Problem to work on>
Provide only the number of lines below that hold "title".
####
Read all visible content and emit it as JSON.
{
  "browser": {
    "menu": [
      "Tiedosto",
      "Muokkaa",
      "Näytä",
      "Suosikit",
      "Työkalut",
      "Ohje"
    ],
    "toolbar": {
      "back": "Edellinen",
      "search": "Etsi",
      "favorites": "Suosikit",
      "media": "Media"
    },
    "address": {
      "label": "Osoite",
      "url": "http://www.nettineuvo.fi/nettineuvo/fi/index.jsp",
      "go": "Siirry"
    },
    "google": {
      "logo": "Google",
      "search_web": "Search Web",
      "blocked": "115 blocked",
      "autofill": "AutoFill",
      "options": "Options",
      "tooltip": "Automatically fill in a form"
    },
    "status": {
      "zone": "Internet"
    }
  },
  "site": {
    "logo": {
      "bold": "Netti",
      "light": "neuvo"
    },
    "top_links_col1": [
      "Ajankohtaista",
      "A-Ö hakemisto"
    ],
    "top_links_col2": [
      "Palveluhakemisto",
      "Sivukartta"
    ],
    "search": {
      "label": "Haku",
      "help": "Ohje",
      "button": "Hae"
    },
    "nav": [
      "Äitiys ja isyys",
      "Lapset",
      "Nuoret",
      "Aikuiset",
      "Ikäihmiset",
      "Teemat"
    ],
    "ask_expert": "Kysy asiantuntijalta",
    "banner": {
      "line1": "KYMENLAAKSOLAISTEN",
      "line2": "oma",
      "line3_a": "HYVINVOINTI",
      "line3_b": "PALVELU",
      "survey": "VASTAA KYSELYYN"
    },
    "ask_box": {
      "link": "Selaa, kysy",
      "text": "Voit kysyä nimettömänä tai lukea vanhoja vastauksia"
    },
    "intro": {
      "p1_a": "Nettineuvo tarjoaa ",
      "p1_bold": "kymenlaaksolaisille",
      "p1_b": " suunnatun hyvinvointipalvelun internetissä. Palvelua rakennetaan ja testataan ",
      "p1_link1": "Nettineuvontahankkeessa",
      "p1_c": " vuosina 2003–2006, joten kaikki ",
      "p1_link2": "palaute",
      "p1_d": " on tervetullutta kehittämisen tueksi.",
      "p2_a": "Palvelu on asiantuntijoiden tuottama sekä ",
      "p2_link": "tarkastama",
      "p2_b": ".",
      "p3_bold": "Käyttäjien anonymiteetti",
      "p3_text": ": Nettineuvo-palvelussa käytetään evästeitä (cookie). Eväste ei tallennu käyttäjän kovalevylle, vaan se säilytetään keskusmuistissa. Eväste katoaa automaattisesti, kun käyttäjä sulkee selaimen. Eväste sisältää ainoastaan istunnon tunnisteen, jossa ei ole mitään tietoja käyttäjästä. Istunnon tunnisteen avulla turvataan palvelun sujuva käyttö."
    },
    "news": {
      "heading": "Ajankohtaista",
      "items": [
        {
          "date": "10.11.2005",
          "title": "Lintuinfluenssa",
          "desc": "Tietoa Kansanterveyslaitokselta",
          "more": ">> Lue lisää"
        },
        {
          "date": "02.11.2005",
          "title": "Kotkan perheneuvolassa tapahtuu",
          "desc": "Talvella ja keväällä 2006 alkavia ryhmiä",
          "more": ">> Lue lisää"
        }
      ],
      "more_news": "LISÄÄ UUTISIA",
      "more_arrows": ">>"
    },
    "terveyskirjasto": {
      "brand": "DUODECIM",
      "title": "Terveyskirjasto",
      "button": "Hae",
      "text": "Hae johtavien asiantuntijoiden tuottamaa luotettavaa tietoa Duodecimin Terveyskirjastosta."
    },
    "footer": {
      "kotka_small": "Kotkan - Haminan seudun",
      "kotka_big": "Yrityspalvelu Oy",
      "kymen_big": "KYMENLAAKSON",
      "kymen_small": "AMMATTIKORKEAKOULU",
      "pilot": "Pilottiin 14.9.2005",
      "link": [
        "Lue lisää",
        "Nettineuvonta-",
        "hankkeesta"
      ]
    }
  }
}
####
Answer box>
3